• Exercise material:
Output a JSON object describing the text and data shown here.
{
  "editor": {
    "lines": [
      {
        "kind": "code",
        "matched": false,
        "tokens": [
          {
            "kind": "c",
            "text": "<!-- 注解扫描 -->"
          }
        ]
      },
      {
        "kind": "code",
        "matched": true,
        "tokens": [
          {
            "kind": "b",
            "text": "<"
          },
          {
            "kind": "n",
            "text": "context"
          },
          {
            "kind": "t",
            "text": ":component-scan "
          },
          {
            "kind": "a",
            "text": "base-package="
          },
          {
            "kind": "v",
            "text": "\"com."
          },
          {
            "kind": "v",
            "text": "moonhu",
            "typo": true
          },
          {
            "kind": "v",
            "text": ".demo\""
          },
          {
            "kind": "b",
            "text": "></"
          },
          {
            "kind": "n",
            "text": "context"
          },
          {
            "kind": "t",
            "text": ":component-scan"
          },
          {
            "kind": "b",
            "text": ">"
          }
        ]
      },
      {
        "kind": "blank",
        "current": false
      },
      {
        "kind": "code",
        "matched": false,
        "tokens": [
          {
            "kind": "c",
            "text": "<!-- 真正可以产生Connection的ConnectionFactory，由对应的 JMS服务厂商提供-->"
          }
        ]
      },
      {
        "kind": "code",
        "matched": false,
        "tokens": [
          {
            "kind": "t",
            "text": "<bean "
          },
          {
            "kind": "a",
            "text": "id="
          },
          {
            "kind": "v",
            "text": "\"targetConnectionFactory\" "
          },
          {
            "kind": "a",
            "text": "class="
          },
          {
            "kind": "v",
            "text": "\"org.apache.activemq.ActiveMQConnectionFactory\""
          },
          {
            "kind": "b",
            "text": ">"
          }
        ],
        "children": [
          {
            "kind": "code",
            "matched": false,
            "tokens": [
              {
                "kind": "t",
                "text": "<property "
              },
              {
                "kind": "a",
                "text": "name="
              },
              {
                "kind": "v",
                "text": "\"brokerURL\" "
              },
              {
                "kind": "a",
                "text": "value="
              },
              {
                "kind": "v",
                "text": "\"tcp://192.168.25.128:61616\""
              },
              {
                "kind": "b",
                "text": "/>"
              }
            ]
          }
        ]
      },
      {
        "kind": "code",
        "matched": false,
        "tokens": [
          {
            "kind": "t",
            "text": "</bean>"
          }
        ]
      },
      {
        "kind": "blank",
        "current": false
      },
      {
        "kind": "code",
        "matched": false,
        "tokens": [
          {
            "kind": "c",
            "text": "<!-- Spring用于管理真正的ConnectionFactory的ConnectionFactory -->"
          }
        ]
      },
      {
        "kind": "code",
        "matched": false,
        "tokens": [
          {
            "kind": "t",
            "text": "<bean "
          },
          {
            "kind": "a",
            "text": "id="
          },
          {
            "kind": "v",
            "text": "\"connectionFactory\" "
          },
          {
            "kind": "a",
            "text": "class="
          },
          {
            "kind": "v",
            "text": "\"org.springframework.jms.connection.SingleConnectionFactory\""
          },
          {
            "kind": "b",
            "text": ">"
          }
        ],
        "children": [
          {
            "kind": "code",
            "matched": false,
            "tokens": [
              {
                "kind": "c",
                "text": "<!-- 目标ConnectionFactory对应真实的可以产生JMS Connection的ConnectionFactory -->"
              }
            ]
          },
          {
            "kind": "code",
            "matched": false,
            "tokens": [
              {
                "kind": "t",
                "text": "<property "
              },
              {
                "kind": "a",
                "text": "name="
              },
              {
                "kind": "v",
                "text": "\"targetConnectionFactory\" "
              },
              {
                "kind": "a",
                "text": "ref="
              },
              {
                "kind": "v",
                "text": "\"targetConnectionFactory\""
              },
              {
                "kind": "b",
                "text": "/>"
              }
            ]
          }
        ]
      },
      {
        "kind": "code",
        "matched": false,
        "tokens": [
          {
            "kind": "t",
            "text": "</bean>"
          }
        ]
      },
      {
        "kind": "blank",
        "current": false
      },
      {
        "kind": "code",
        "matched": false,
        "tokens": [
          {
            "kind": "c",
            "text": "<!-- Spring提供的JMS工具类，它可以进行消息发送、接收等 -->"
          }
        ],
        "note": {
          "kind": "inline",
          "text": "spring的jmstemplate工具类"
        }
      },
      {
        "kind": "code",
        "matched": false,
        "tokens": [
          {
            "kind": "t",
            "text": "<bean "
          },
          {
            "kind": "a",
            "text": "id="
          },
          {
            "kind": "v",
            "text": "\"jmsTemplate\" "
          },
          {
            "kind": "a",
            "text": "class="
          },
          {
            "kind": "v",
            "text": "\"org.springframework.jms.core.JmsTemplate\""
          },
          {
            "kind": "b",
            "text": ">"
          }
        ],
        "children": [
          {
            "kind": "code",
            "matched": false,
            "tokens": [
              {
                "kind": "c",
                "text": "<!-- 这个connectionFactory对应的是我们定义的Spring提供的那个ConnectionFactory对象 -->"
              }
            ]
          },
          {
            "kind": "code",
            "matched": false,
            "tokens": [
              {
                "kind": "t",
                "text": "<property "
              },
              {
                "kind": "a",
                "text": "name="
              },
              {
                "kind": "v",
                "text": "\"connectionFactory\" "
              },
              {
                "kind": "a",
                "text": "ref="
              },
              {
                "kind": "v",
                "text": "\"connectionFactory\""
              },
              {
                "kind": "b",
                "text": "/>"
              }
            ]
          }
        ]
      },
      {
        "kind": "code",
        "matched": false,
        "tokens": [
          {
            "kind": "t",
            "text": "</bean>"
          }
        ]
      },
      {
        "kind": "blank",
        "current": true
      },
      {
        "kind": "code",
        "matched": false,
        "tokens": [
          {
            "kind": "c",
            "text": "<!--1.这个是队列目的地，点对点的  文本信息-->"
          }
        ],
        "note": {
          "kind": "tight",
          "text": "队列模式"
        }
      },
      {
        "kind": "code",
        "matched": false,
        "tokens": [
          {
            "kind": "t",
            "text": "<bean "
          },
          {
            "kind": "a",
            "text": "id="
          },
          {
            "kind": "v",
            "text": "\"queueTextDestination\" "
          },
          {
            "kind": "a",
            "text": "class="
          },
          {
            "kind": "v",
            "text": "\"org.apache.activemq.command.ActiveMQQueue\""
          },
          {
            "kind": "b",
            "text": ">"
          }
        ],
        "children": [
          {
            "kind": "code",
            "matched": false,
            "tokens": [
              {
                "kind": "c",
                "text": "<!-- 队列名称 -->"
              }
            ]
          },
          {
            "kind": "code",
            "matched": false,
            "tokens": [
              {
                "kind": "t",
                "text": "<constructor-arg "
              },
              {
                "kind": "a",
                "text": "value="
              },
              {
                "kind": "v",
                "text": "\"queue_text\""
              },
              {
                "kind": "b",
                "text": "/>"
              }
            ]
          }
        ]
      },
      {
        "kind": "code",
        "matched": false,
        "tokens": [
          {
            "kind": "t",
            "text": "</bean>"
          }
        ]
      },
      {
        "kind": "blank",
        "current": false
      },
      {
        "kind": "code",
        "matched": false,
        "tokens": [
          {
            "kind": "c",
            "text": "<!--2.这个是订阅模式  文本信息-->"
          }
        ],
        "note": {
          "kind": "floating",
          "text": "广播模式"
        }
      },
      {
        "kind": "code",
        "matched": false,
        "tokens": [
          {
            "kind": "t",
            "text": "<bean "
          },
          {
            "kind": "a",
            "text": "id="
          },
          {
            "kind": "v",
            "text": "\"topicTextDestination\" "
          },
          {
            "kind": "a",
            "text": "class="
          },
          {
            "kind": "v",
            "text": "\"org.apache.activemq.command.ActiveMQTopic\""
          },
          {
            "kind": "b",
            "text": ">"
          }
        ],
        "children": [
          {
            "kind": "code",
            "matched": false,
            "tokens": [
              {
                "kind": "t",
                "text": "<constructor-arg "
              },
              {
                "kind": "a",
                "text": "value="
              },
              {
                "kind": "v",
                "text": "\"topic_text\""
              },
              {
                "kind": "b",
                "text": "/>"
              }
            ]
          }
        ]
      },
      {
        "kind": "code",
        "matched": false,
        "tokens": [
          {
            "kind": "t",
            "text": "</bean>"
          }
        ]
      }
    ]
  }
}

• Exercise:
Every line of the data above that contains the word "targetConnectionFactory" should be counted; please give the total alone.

• Output for this exercise:
3